> _TRY IT_: If a line of the records holds the word "icon", copy it out.

################

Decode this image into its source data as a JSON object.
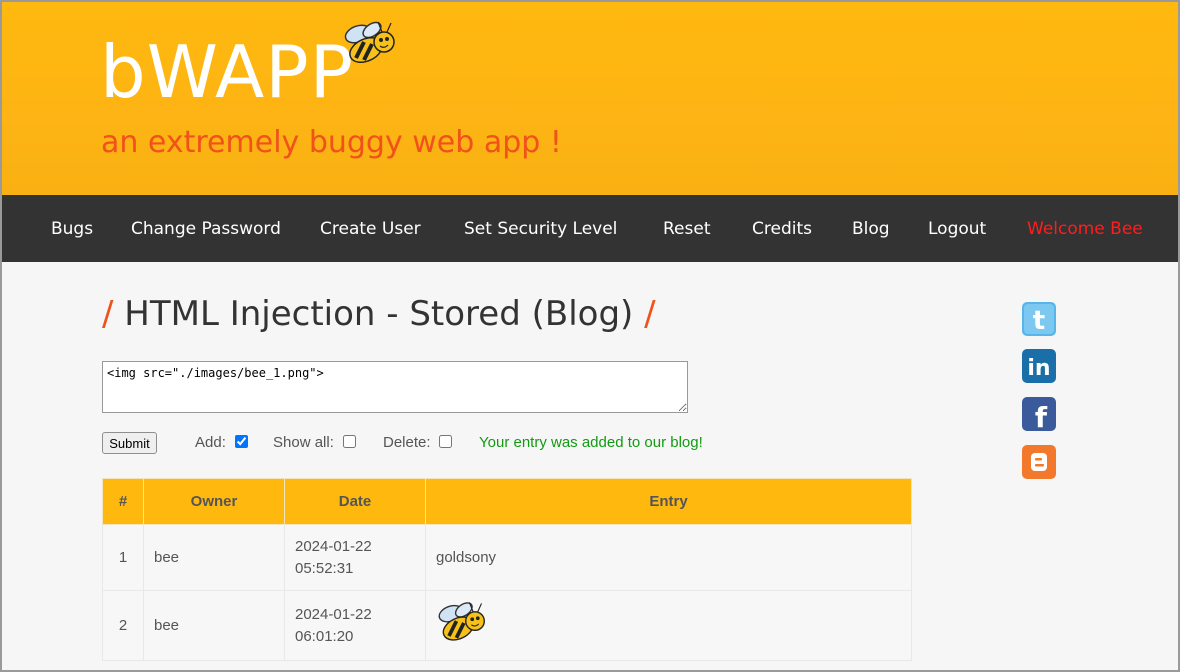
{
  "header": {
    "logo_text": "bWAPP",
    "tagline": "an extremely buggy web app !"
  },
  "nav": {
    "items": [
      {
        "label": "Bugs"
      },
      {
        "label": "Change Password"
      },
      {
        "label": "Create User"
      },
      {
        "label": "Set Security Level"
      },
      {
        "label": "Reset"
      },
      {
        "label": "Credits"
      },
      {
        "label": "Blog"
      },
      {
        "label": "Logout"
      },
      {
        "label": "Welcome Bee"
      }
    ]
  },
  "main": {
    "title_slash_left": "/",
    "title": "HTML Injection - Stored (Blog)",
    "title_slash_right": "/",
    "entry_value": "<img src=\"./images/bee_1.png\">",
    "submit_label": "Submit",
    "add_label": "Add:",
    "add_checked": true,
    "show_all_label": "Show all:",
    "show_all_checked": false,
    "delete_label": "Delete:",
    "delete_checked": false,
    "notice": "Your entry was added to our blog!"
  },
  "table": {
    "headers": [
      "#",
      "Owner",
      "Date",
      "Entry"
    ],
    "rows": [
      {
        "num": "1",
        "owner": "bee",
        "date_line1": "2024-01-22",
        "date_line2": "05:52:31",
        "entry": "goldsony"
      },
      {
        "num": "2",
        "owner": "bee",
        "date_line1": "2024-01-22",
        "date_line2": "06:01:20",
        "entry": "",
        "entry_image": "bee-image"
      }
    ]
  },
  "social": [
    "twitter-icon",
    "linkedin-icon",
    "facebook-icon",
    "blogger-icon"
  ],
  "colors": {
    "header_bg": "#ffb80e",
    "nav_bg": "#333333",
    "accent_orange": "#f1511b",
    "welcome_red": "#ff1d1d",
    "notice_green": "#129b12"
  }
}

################

> _RESPONSE FOR THIS EXERCISE_:
    "twitter-icon",
    "linkedin-icon",
    "facebook-icon",
    "blogger-icon"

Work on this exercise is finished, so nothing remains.